A Texas judge’s ruling that the Affordable Care Act is unconstitutional left many Connecticut lawmakers and health care officials scrambling, both to express their outrage at the decision and to assure residents that their insurance coverage would not be going away anytime soon.
U.S. District Judge Reed O’Connor’s Dec. 14 ruling involves a lawsuit brought by 20 Republican attorneys general, including Texas’ Ken Paxton. O’Connor agreed with the group’s argument that all of the Affordable Care Act, also known as Obamacare, is unconstitutional due to a recent change in federal tax law.
That change, upheld by the U.S. Supreme Court, held that the ACA’s individual mandate, which levied a financial penalty on those who did not have health insurance coverage, could be interpreted as a tax.
Once Congress set that tax at zero dollars, the Texas coalition claimed the rest of the law was no longer constitutional.
Over the weekend Access Health CT (AHCT) announced an extension for the 2019 health insurance open enrollment period, from Dec. 15 to Jan. 15. Customers who signed up for health insurance plans through AHCT by the Dec. 15 deadline will have coverage that starts Jan. 1, while those who enroll by Jan. 15 will have coverage that begins Feb. 1.
“We are committed to upholding the ACA and the support it provides to the residents of our state,” said AHCT CEO James Michel. “We will not let this news get in the way of fulfilling our mission to reduce the rate of the uninsured and help Connecticut residents get health insurance coverage for them and their families.”
AHCT also extended its open enrollment deadline last year, though that was by just one week and was due to the exchange’s two carriers, Anthem and ConnectiCare, agreeing to continue offering plans on AHCT through 2018.
“With this extension,” Michel said, “Access Health CT is encouraging customers who are currently covered by an insurance plan for 2019 to come and evaluate their options as they may find savings or lower premiums by choosing a different plan that better fits their needs and budget.”
Michel noted that AHCT customers who were automatically enrolled in coverage for 2019 may find a plan that better fits their needs.
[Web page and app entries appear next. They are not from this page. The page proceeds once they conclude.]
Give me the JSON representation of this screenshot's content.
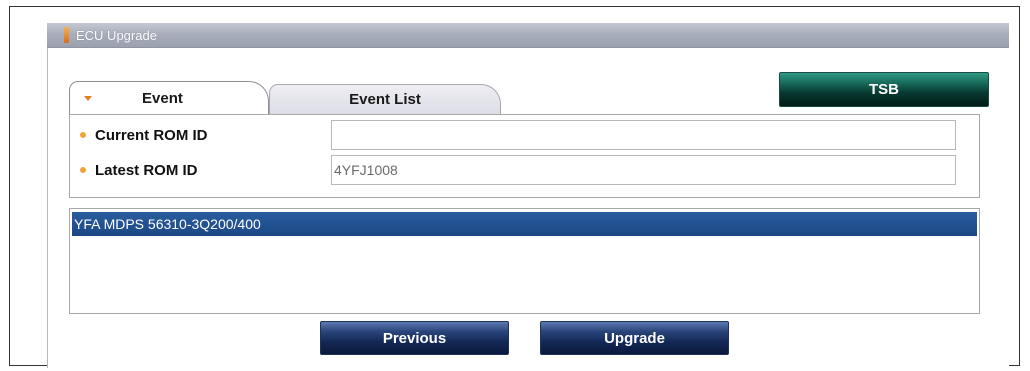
{
  "window": {
    "title": "ECU Upgrade",
    "icon": "window-icon"
  },
  "tabs": [
    {
      "label": "Event",
      "active": true
    },
    {
      "label": "Event List",
      "active": false
    }
  ],
  "tsb_button": {
    "label": "TSB"
  },
  "rom": {
    "current_label": "Current ROM ID",
    "current_value": "",
    "latest_label": "Latest ROM ID",
    "latest_value": "4YFJ1008"
  },
  "event_list": {
    "items": [
      "YFA MDPS  56310-3Q200/400"
    ],
    "selected_index": 0
  },
  "buttons": {
    "previous": "Previous",
    "upgrade": "Upgrade"
  },
  "colors": {
    "selection": "#1c4785",
    "accent_orange": "#e0801e",
    "tsb_green": "#1a6e5e",
    "button_navy": "#132856"
  }
}
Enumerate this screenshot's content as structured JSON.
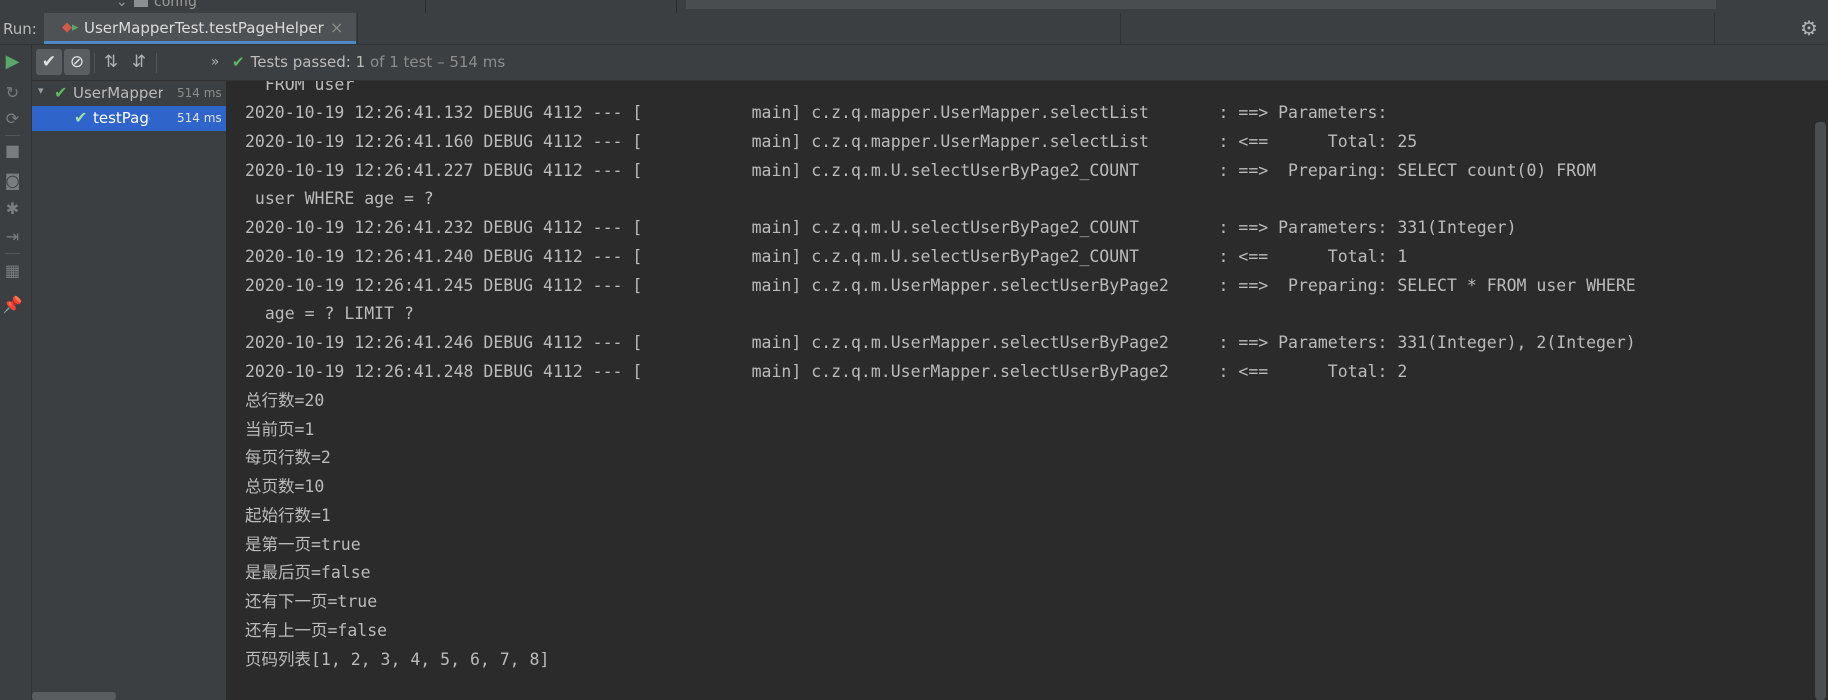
{
  "top_strip": {
    "crumb": "config"
  },
  "run_header": {
    "run_label": "Run:",
    "tab_label": "UserMapperTest.testPageHelper",
    "close_glyph": "×"
  },
  "toolbar": {
    "status_prefix": "Tests passed:",
    "status_count": "1",
    "status_rest": "of 1 test – 514 ms"
  },
  "tree": {
    "items": [
      {
        "name": "UserMapper",
        "time": "514 ms",
        "selected": false
      },
      {
        "name": "testPage",
        "time": "514 ms",
        "selected": true
      }
    ]
  },
  "console": {
    "lines": [
      "  FROM user",
      "2020-10-19 12:26:41.132 DEBUG 4112 --- [           main] c.z.q.mapper.UserMapper.selectList       : ==> Parameters: ",
      "2020-10-19 12:26:41.160 DEBUG 4112 --- [           main] c.z.q.mapper.UserMapper.selectList       : <==      Total: 25",
      "2020-10-19 12:26:41.227 DEBUG 4112 --- [           main] c.z.q.m.U.selectUserByPage2_COUNT        : ==>  Preparing: SELECT count(0) FROM",
      " user WHERE age = ?",
      "2020-10-19 12:26:41.232 DEBUG 4112 --- [           main] c.z.q.m.U.selectUserByPage2_COUNT        : ==> Parameters: 331(Integer)",
      "2020-10-19 12:26:41.240 DEBUG 4112 --- [           main] c.z.q.m.U.selectUserByPage2_COUNT        : <==      Total: 1",
      "2020-10-19 12:26:41.245 DEBUG 4112 --- [           main] c.z.q.m.UserMapper.selectUserByPage2     : ==>  Preparing: SELECT * FROM user WHERE",
      "  age = ? LIMIT ?",
      "2020-10-19 12:26:41.246 DEBUG 4112 --- [           main] c.z.q.m.UserMapper.selectUserByPage2     : ==> Parameters: 331(Integer), 2(Integer)",
      "2020-10-19 12:26:41.248 DEBUG 4112 --- [           main] c.z.q.m.UserMapper.selectUserByPage2     : <==      Total: 2",
      "总行数=20",
      "当前页=1",
      "每页行数=2",
      "总页数=10",
      "起始行数=1",
      "是第一页=true",
      "是最后页=false",
      "还有下一页=true",
      "还有上一页=false",
      "页码列表[1, 2, 3, 4, 5, 6, 7, 8]"
    ]
  },
  "icons": {
    "rerun": "play-icon",
    "show_passed": "check-icon",
    "show_ignored": "circle-slash-icon",
    "sort_alpha": "sort-alphabetical-icon",
    "sort_duration": "sort-duration-icon",
    "expand": "double-chevron-right-icon",
    "settings": "gear-icon"
  },
  "colors": {
    "accent": "#4a88c7",
    "pass": "#5fb760",
    "selection": "#2f65ca",
    "background": "#2b2b2b",
    "panel": "#3c3f41"
  }
}
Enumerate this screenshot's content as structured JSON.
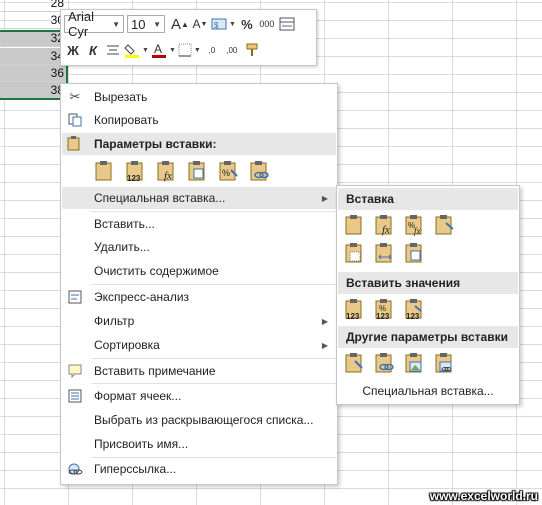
{
  "sheet": {
    "cells": [
      "28",
      "30",
      "32",
      "34",
      "36",
      "38"
    ]
  },
  "mini_toolbar": {
    "font_name": "Arial Cyr",
    "font_size": "10",
    "percent": "%",
    "thousands": "000",
    "inc_dec": ",0→,00",
    "bold": "Ж",
    "italic": "К"
  },
  "context_menu": {
    "cut": "Вырезать",
    "copy": "Копировать",
    "paste_options_header": "Параметры вставки:",
    "special_paste": "Специальная вставка...",
    "insert": "Вставить...",
    "delete": "Удалить...",
    "clear": "Очистить содержимое",
    "quick_analysis": "Экспресс-анализ",
    "filter": "Фильтр",
    "sort": "Сортировка",
    "insert_comment": "Вставить примечание",
    "format_cells": "Формат ячеек...",
    "pick_list": "Выбрать из раскрывающегося списка...",
    "define_name": "Присвоить имя...",
    "hyperlink": "Гиперссылка..."
  },
  "submenu": {
    "paste_header": "Вставка",
    "paste_values_header": "Вставить значения",
    "other_header": "Другие параметры вставки",
    "special_paste": "Специальная вставка..."
  },
  "watermark": "www.excelworld.ru",
  "icons": [
    "scissors-icon",
    "copy-icon",
    "paste-icon",
    "paste-values-icon",
    "paste-formula-icon",
    "paste-transpose-icon",
    "paste-format-icon",
    "paste-link-icon",
    "quick-analysis-icon",
    "comment-icon",
    "format-cells-icon",
    "hyperlink-icon"
  ]
}
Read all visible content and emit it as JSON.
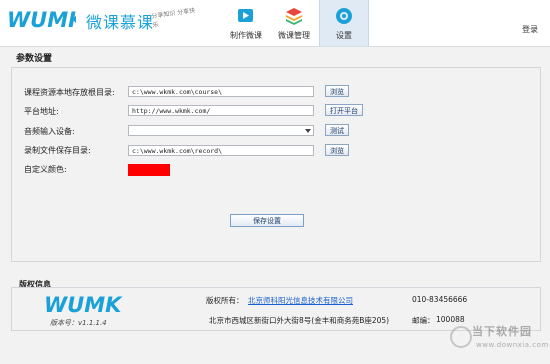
{
  "header": {
    "brand_mark": "WUMK",
    "brand_name": "微课慕课",
    "slogan": "分享知识 分享快乐",
    "nav": [
      {
        "label": "制作微课",
        "icon": "video-camera-icon",
        "active": false
      },
      {
        "label": "微课管理",
        "icon": "layers-icon",
        "active": false
      },
      {
        "label": "设置",
        "icon": "gear-icon",
        "active": true
      }
    ],
    "login": "登录"
  },
  "settings": {
    "tab": "参数设置",
    "rows": [
      {
        "label": "课程资源本地存放根目录:",
        "value": "c:\\www.wkmk.com\\course\\",
        "button": "浏览"
      },
      {
        "label": "平台地址:",
        "value": "http://www.wkmk.com/",
        "button": "打开平台"
      },
      {
        "label": "音频输入设备:",
        "value": "",
        "button": "测试"
      },
      {
        "label": "录制文件保存目录:",
        "value": "c:\\www.wkmk.com\\record\\",
        "button": "浏览"
      },
      {
        "label": "自定义颜色:",
        "color": "#ff0000"
      }
    ],
    "save": "保存设置"
  },
  "copyright": {
    "title": "版权信息",
    "logo": "WUMK",
    "version": "版本号：v1.1.1.4",
    "owner_label": "版权所有：",
    "owner": "北京师科阳光信息技术有限公司",
    "phone": "010-83456666",
    "address": "北京市西城区新街口外大街8号(金丰和商务苑B座205)",
    "postcode_label": "邮编：",
    "postcode": "100088"
  },
  "watermark": {
    "title": "当下软件园",
    "url": "www.downxia.com"
  },
  "colors": {
    "accent": "#1aa1d8",
    "tab_underline": "#3a8ee6",
    "link": "#1a5fd0"
  }
}
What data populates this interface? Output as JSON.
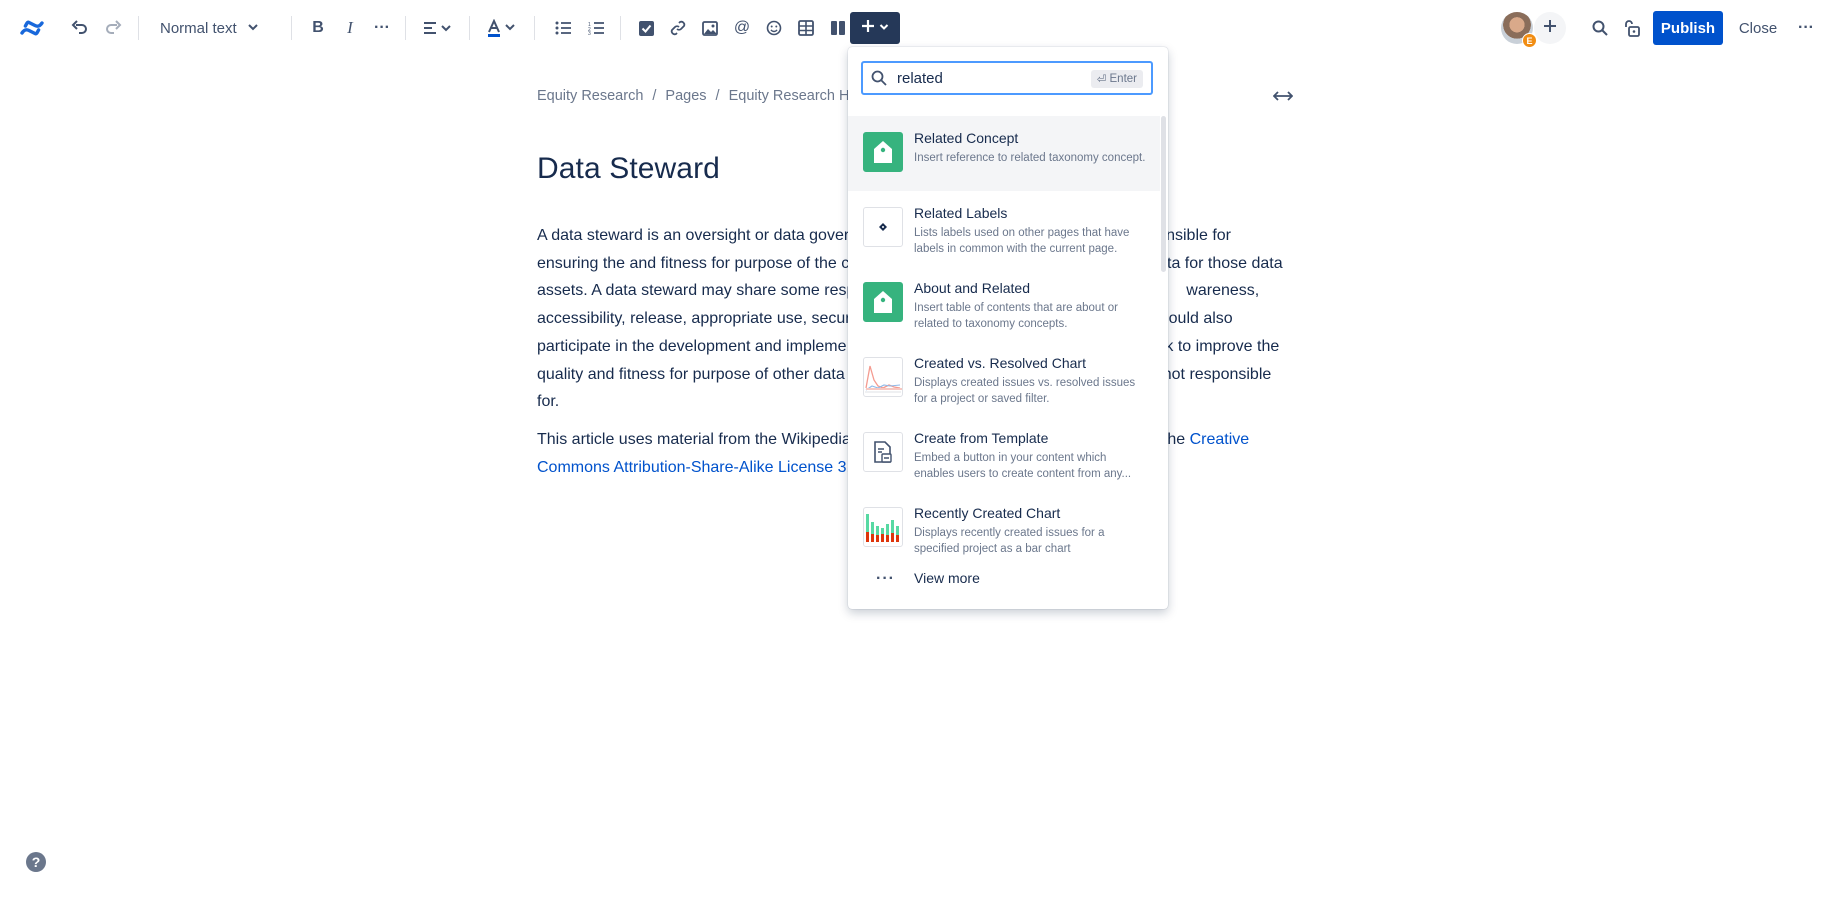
{
  "toolbar": {
    "text_style": "Normal text",
    "publish_label": "Publish",
    "close_label": "Close",
    "avatar_badge": "E",
    "icons": [
      "confluence-logo-icon",
      "undo-icon",
      "redo-icon",
      "bold-icon",
      "italic-icon",
      "more-formatting-icon",
      "alignment-icon",
      "text-color-icon",
      "bullet-list-icon",
      "numbered-list-icon",
      "action-item-icon",
      "link-icon",
      "image-icon",
      "mention-icon",
      "emoji-icon",
      "table-icon",
      "layouts-icon",
      "insert-icon",
      "search-icon",
      "restrictions-icon",
      "more-icon"
    ]
  },
  "breadcrumb": {
    "items": [
      "Equity Research",
      "Pages",
      "Equity Research Hom"
    ],
    "separator": "/"
  },
  "page": {
    "title": "Data Steward",
    "paragraph1": "A data steward is an oversight or data gover",
    "paragraph1_b": "onsible for",
    "line2a": "ensuring the  and fitness for purpose of the c",
    "line2b": "data for those data",
    "line3a": "assets. A data steward may share some respo",
    "line3b": "wareness,",
    "line4a": "accessibility, release, appropriate use, securit",
    "line4b": "ould also",
    "line5a": "participate in the development and impleme",
    "line5b": "ek to improve the",
    "line6a": "quality and fitness for purpose of other data",
    "line6b": "not responsible",
    "line7": "for.",
    "p2_a": "This article uses material from the Wikipedia",
    "p2_b": "the ",
    "p2_link1": "Creative",
    "p2_link2": "Commons Attribution-Share-Alike License 3."
  },
  "insert_menu": {
    "search_value": "related",
    "enter_hint": "Enter",
    "items": [
      {
        "title": "Related Concept",
        "description": "Insert reference to related taxonomy concept.",
        "icon": "taxonomy-tag-icon"
      },
      {
        "title": "Related Labels",
        "description": "Lists labels used on other pages that have labels in common with the current page.",
        "icon": "labels-icon"
      },
      {
        "title": "About and Related",
        "description": "Insert table of contents that are about or related to taxonomy concepts.",
        "icon": "taxonomy-tag-icon"
      },
      {
        "title": "Created vs. Resolved Chart",
        "description": "Displays created issues vs. resolved issues for a project or saved filter.",
        "icon": "line-chart-icon"
      },
      {
        "title": "Create from Template",
        "description": "Embed a button in your content which enables users to create content from any...",
        "icon": "template-icon"
      },
      {
        "title": "Recently Created Chart",
        "description": "Displays recently created issues for a specified project as a bar chart",
        "icon": "bar-chart-icon"
      }
    ],
    "view_more": "View more"
  },
  "colors": {
    "primary": "#0052cc",
    "insert_button": "#253858",
    "taxonomy_green": "#36b37e",
    "text": "#172b4d",
    "subtle_text": "#6b778c"
  }
}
If they want to make a change after Dec. 15, they can, with the new plan again having a start date of Feb. 1.
Meanwhile, Connecticut Democrats blasted the Texas ruling, with Gov. Dannel Malloy noting that should the decision stand, those with pre-existing conditions would once again be denied coverage when they get sick.
“Republicans in Washington and Connecticut have spent years trying to do exactly what this ruling would impose,” Malloy tweeted. “It’s nothing short of despicable, and Connecticut will fight in court to preserve the #ACA.”
“This is a five-alarm fire,” said U.S. Sen. Chris Murphy. “Republicans just blew up our health care system. The anti-health care zealots in the Republican Party are intentionally ripping health care away from the working poor, increasing costs on seniors and making insurance harder to afford for people with preexisting conditions.
“Don’t be fooled,” Murphy continued. “This rests 100 percent on the shoulders of President Trump and Republicans in Congress who empower him. Trump took the extraordinary step of sending his lawyers to argue to end health coverage for 20 million people and he got his wish. Not a single Senate Republican challenged him and now they own this disaster as much as he does.”
“I was surprised and disappointed” by the Texas ruling, Dr. John Murphy, president and CEO of the Western Connecticut Health Network, told the Business Journal. “The inevitable result could be, if the ruling stands, an increase in the number of uninsured.”
Murphy noted that the Congressional Budget Office earlier this year said that up to 4 million fewer people would sign up on the exchanges for 2019 as a result of the elimination of the individual mandate. Early estimates have held that less than 2 million people have taken that route, though that still represents a 17 percent decrease from 2018.
A spokesperson for AHCT said that, while numbers through Dec. 15 had not been finalized, such a decrease was not obvious within the state.
Attorneys general from 17 states defending the ACA in the Texas lawsuit, including Connecticut Attorney General George Jepsen, said they are preparing to challenge the decision – something the White House acknowledged would likely occur.
“We expect this ruling will be appealed to the Supreme Court,” the White House said in a statement. “Pending the appeal process, the law remains in place.”
Murphy also said he believed the Texas ruling would be appealed.
Should the ACA truly be eliminated as a whole, Murphy said, “The question becomes, what do you put in its place? Next month you’ll have a Democrat-controlled House and a Republican-controlled Senate. I don’t really see a solution emerging from those two divergently opposed positions.”